Millionaire Media 66 W Flagler St. Ste. 900 Miami, FL 33130 United States (205) 851-0506 This is for information purposes only as Millionaire Media LLC nor Timothy Sykes is registered as a securities broker-dealer or an investment adviser. No information herein is intended as securities brokerage, investment, tax, accounting or legal advice, as an offer or solicitation of an offer to sell or buy, or as an endorsement, recommendation or sponsorship of any company, security or fund. Millionaire Media LLC and Timothy Sykes cannot and does not assess, verify or guarantee the adequacy, accuracy or completeness of any information, the suitability or profitability of any particular investment, or the potential value of any investment or informational source.

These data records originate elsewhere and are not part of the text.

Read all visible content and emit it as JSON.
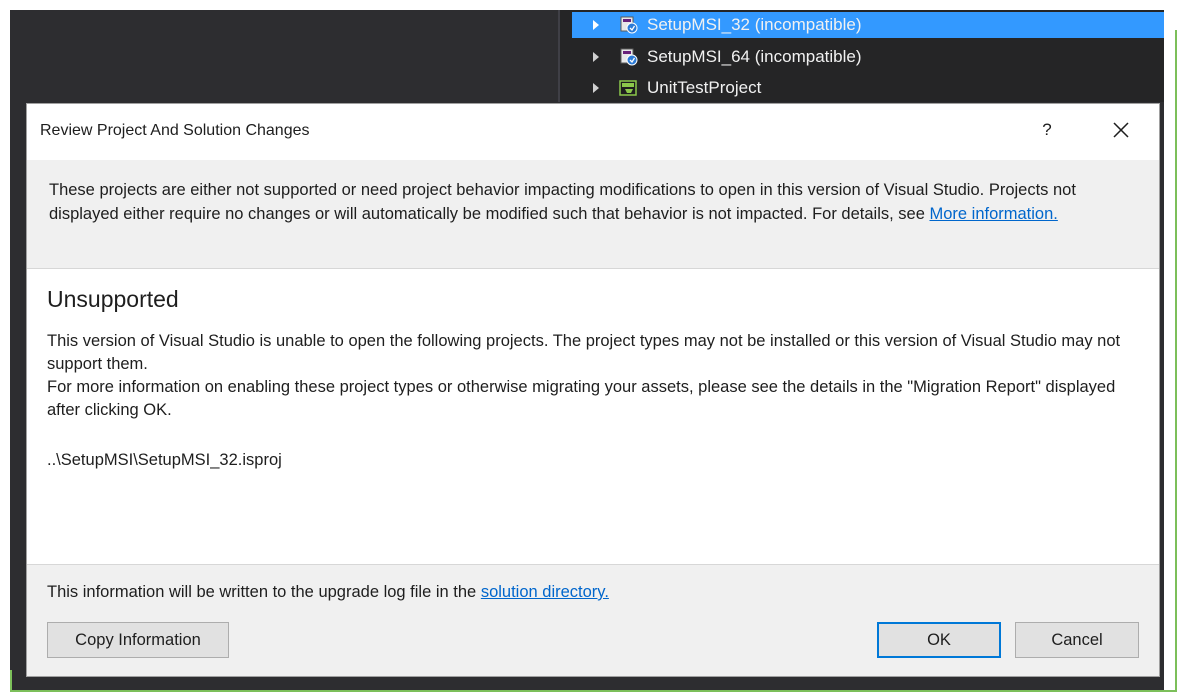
{
  "solution_explorer": {
    "items": [
      {
        "label": "SetupMSI_32 (incompatible)",
        "selected": true,
        "icon": "setup-project-icon"
      },
      {
        "label": "SetupMSI_64 (incompatible)",
        "selected": false,
        "icon": "setup-project-icon"
      },
      {
        "label": "UnitTestProject",
        "selected": false,
        "icon": "test-project-icon"
      }
    ]
  },
  "dialog": {
    "title": "Review Project And Solution Changes",
    "help_label": "?",
    "info": {
      "text": "These projects are either not supported or need project behavior impacting modifications to open in this version of Visual Studio. Projects not displayed either require no changes or will automatically be modified such that behavior is not impacted. For details, see ",
      "link": "More information."
    },
    "unsupported": {
      "heading": "Unsupported",
      "line1": "This version of Visual Studio is unable to open the following projects. The project types may not be installed or this version of Visual Studio may not support them.",
      "line2": "For more information on enabling these project types or otherwise migrating your assets, please see the details in the \"Migration Report\" displayed after clicking OK.",
      "project_path": "..\\SetupMSI\\SetupMSI_32.isproj"
    },
    "footer": {
      "text": "This information will be written to the upgrade log file in the ",
      "link": "solution directory."
    },
    "buttons": {
      "copy": "Copy Information",
      "ok": "OK",
      "cancel": "Cancel"
    }
  },
  "colors": {
    "vs_dark": "#2d2d30",
    "selection": "#3399ff",
    "link": "#0066cc",
    "ok_border": "#0078d7",
    "frame_green": "#7cbf5a"
  }
}
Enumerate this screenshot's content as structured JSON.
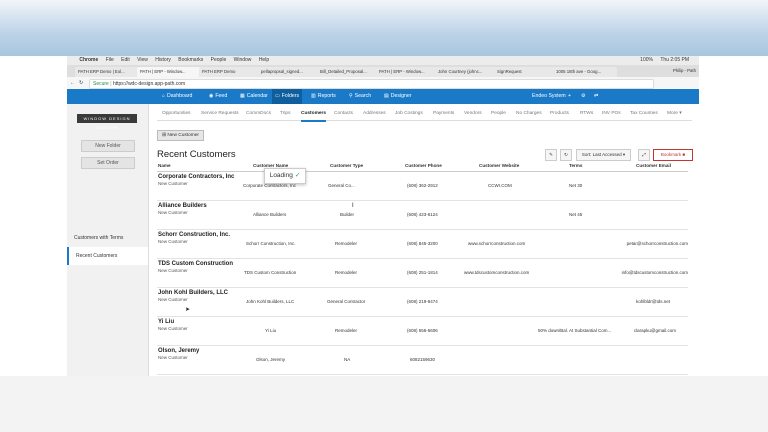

The reader bears responsibility for his/her own investment research and decisions, should seek the advice of a qualified securities professional before making any investment, and investigate and fully understand any and all risks before investing. Millionaire Media LLC and Timothy Sykes in no way warrants the solvency, financial condition, or investment advisability of any of the securities mentioned in communications or websites. In addition, Millionaire Media LLC and Timothy Sykes accepts no liability whatsoever for any direct or consequential loss arising from any use of this information. This information is not intended to be used as the sole basis of any investment decision, nor should it be construed as advice designed to meet the investment needs of any particular investor. Past performance is not necessarily indicative of future returns.

Citations for Disclaimer

Barber, Brad M. and Odean, Terrance, Trading is Hazardous to Your Wealth: The Common Stock Investment Performance of Individual Investors. Available at SSRN: “Day Trading for a Living?”

Barber, Brad M. and Lee, Yi-Tsung and Liu, Yu-Jane and Odean, Terrance and Zhang, Ke, Learning Fast or Slow? (May 28, 2019). Forthcoming: Review of Asset Pricing Studies, Available at SSRN: “https://ssrn.com/abstract=2535636”

Chague, Fernando and De-Losso, Rodrigo and Giovannetti, Bruno, Day Trading for a Living? (June 11, 2020). Available at SSRN: “https://ssrn.com/abstract=3423101”